**Goal of the exercise**
The required result is every line of the records that includes "Profile".

**Records to process**
────────────────────────────────────────

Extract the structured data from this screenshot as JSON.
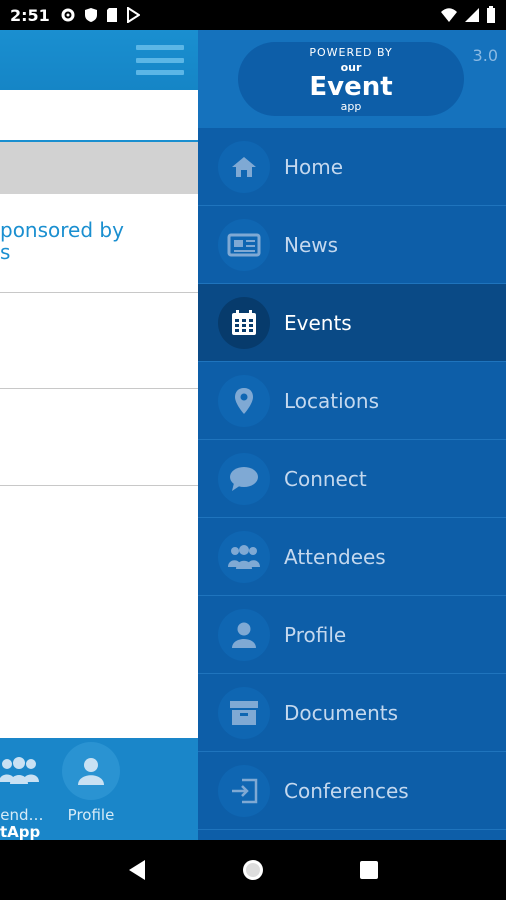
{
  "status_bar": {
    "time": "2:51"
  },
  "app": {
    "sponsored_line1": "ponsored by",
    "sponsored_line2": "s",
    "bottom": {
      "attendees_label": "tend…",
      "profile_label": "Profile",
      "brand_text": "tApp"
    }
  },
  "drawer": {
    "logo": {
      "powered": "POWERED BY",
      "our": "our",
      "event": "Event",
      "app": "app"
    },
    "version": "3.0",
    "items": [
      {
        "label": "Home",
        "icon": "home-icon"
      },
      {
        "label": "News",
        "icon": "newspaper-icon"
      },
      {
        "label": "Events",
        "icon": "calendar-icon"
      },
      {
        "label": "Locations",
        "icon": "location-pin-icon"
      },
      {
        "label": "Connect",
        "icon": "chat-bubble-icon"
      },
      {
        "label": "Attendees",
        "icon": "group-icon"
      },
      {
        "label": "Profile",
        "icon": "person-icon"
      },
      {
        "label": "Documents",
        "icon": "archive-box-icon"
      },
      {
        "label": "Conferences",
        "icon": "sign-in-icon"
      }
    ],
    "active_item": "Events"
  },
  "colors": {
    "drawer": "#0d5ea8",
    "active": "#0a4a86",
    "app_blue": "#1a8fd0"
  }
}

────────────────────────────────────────

**Task solution**
      "profile_label": "Profile",
        "label": "Profile",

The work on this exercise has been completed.